### Work required
Output the records exactly as they appear, with no pictures included.

### Data for analysis
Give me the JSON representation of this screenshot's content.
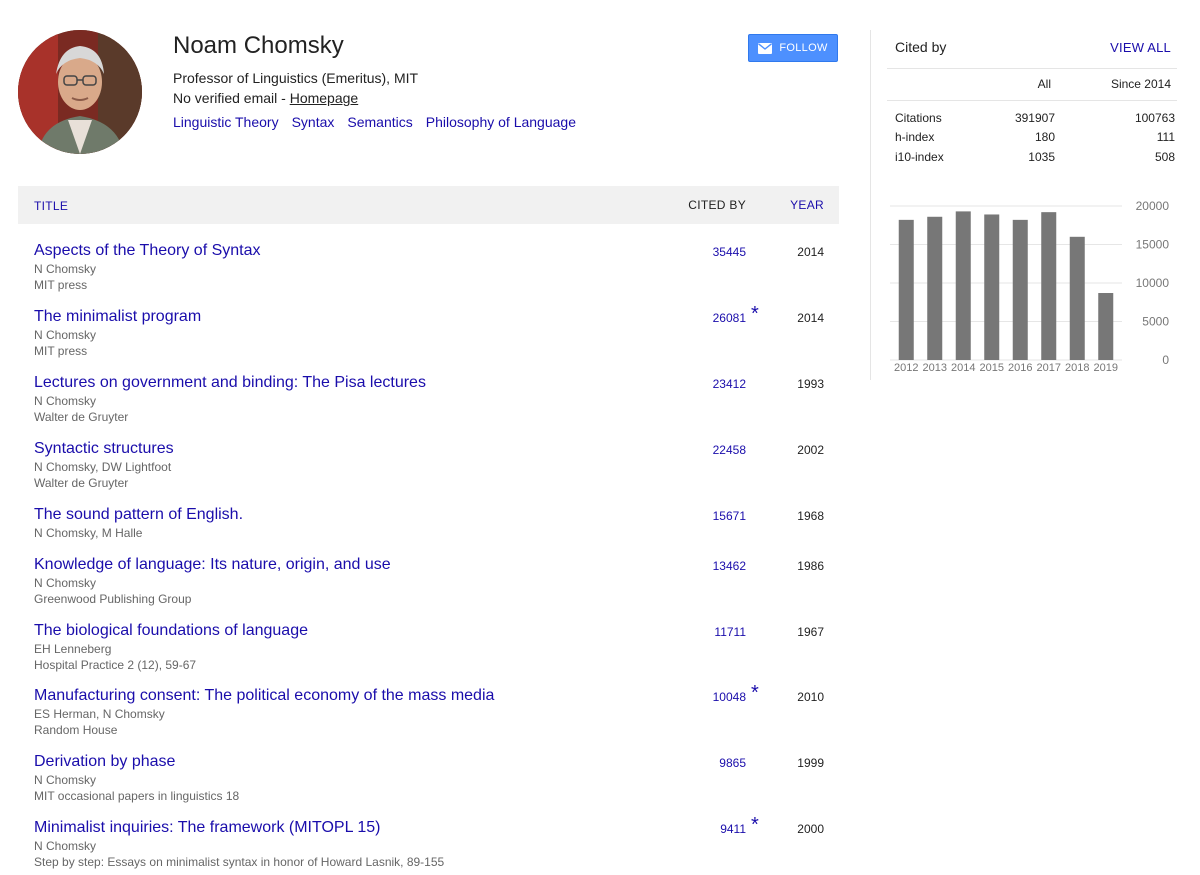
{
  "profile": {
    "name": "Noam Chomsky",
    "affiliation": "Professor of Linguistics (Emeritus), MIT",
    "email_text": "No verified email - ",
    "homepage_label": "Homepage",
    "interests": [
      "Linguistic Theory",
      "Syntax",
      "Semantics",
      "Philosophy of Language"
    ],
    "follow_label": "FOLLOW"
  },
  "table": {
    "col_title": "TITLE",
    "col_cited": "CITED BY",
    "col_year": "YEAR"
  },
  "publications": [
    {
      "title": "Aspects of the Theory of Syntax",
      "authors": "N Chomsky",
      "venue": "MIT press",
      "cited": "35445",
      "star": "",
      "year": "2014"
    },
    {
      "title": "The minimalist program",
      "authors": "N Chomsky",
      "venue": "MIT press",
      "cited": "26081",
      "star": "*",
      "year": "2014"
    },
    {
      "title": "Lectures on government and binding: The Pisa lectures",
      "authors": "N Chomsky",
      "venue": "Walter de Gruyter",
      "cited": "23412",
      "star": "",
      "year": "1993"
    },
    {
      "title": "Syntactic structures",
      "authors": "N Chomsky, DW Lightfoot",
      "venue": "Walter de Gruyter",
      "cited": "22458",
      "star": "",
      "year": "2002"
    },
    {
      "title": "The sound pattern of English.",
      "authors": "N Chomsky, M Halle",
      "venue": "",
      "cited": "15671",
      "star": "",
      "year": "1968"
    },
    {
      "title": "Knowledge of language: Its nature, origin, and use",
      "authors": "N Chomsky",
      "venue": "Greenwood Publishing Group",
      "cited": "13462",
      "star": "",
      "year": "1986"
    },
    {
      "title": "The biological foundations of language",
      "authors": "EH Lenneberg",
      "venue": "Hospital Practice 2 (12), 59-67",
      "cited": "11711",
      "star": "",
      "year": "1967"
    },
    {
      "title": "Manufacturing consent: The political economy of the mass media",
      "authors": "ES Herman, N Chomsky",
      "venue": "Random House",
      "cited": "10048",
      "star": "*",
      "year": "2010"
    },
    {
      "title": "Derivation by phase",
      "authors": "N Chomsky",
      "venue": "MIT occasional papers in linguistics 18",
      "cited": "9865",
      "star": "",
      "year": "1999"
    },
    {
      "title": "Minimalist inquiries: The framework (MITOPL 15)",
      "authors": "N Chomsky",
      "venue": "Step by step: Essays on minimalist syntax in honor of Howard Lasnik, 89-155",
      "cited": "9411",
      "star": "*",
      "year": "2000"
    }
  ],
  "cited_by": {
    "title": "Cited by",
    "view_all": "VIEW ALL",
    "col_all": "All",
    "col_since": "Since 2014",
    "rows": [
      {
        "label": "Citations",
        "all": "391907",
        "since": "100763"
      },
      {
        "label": "h-index",
        "all": "180",
        "since": "111"
      },
      {
        "label": "i10-index",
        "all": "1035",
        "since": "508"
      }
    ]
  },
  "chart_data": {
    "type": "bar",
    "categories": [
      "2012",
      "2013",
      "2014",
      "2015",
      "2016",
      "2017",
      "2018",
      "2019"
    ],
    "values": [
      18200,
      18600,
      19300,
      18900,
      18200,
      19200,
      16000,
      8700
    ],
    "ylim": [
      0,
      20000
    ],
    "yticks": [
      "20000",
      "15000",
      "10000",
      "5000",
      "0"
    ],
    "bar_color": "#777777",
    "grid": true
  },
  "colors": {
    "link": "#1a0dab",
    "follow_button": "#4d90fe",
    "header_bg": "#f1f1f1"
  }
}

### Written response
Give me the JSON representation of this screenshot's content.
{
  "profile": {
    "name": "Noam Chomsky",
    "affiliation": "Professor of Linguistics (Emeritus), MIT",
    "email_text": "No verified email - ",
    "homepage_label": "Homepage",
    "interests": [
      "Linguistic Theory",
      "Syntax",
      "Semantics",
      "Philosophy of Language"
    ],
    "follow_label": "FOLLOW"
  },
  "table": {
    "col_title": "TITLE",
    "col_cited": "CITED BY",
    "col_year": "YEAR"
  },
  "publications": [
    {
      "title": "Aspects of the Theory of Syntax",
      "authors": "N Chomsky",
      "venue": "MIT press",
      "cited": "35445",
      "star": "",
      "year": "2014"
    },
    {
      "title": "The minimalist program",
      "authors": "N Chomsky",
      "venue": "MIT press",
      "cited": "26081",
      "star": "*",
      "year": "2014"
    },
    {
      "title": "Lectures on government and binding: The Pisa lectures",
      "authors": "N Chomsky",
      "venue": "Walter de Gruyter",
      "cited": "23412",
      "star": "",
      "year": "1993"
    },
    {
      "title": "Syntactic structures",
      "authors": "N Chomsky, DW Lightfoot",
      "venue": "Walter de Gruyter",
      "cited": "22458",
      "star": "",
      "year": "2002"
    },
    {
      "title": "The sound pattern of English.",
      "authors": "N Chomsky, M Halle",
      "venue": "",
      "cited": "15671",
      "star": "",
      "year": "1968"
    },
    {
      "title": "Knowledge of language: Its nature, origin, and use",
      "authors": "N Chomsky",
      "venue": "Greenwood Publishing Group",
      "cited": "13462",
      "star": "",
      "year": "1986"
    },
    {
      "title": "The biological foundations of language",
      "authors": "EH Lenneberg",
      "venue": "Hospital Practice 2 (12), 59-67",
      "cited": "11711",
      "star": "",
      "year": "1967"
    },
    {
      "title": "Manufacturing consent: The political economy of the mass media",
      "authors": "ES Herman, N Chomsky",
      "venue": "Random House",
      "cited": "10048",
      "star": "*",
      "year": "2010"
    },
    {
      "title": "Derivation by phase",
      "authors": "N Chomsky",
      "venue": "MIT occasional papers in linguistics 18",
      "cited": "9865",
      "star": "",
      "year": "1999"
    },
    {
      "title": "Minimalist inquiries: The framework (MITOPL 15)",
      "authors": "N Chomsky",
      "venue": "Step by step: Essays on minimalist syntax in honor of Howard Lasnik, 89-155",
      "cited": "9411",
      "star": "*",
      "year": "2000"
    }
  ],
  "cited_by": {
    "title": "Cited by",
    "view_all": "VIEW ALL",
    "col_all": "All",
    "col_since": "Since 2014",
    "rows": [
      {
        "label": "Citations",
        "all": "391907",
        "since": "100763"
      },
      {
        "label": "h-index",
        "all": "180",
        "since": "111"
      },
      {
        "label": "i10-index",
        "all": "1035",
        "since": "508"
      }
    ]
  },
  "chart_data": {
    "type": "bar",
    "categories": [
      "2012",
      "2013",
      "2014",
      "2015",
      "2016",
      "2017",
      "2018",
      "2019"
    ],
    "values": [
      18200,
      18600,
      19300,
      18900,
      18200,
      19200,
      16000,
      8700
    ],
    "ylim": [
      0,
      20000
    ],
    "yticks": [
      "20000",
      "15000",
      "10000",
      "5000",
      "0"
    ],
    "bar_color": "#777777",
    "grid": true
  },
  "colors": {
    "link": "#1a0dab",
    "follow_button": "#4d90fe",
    "header_bg": "#f1f1f1"
  }
}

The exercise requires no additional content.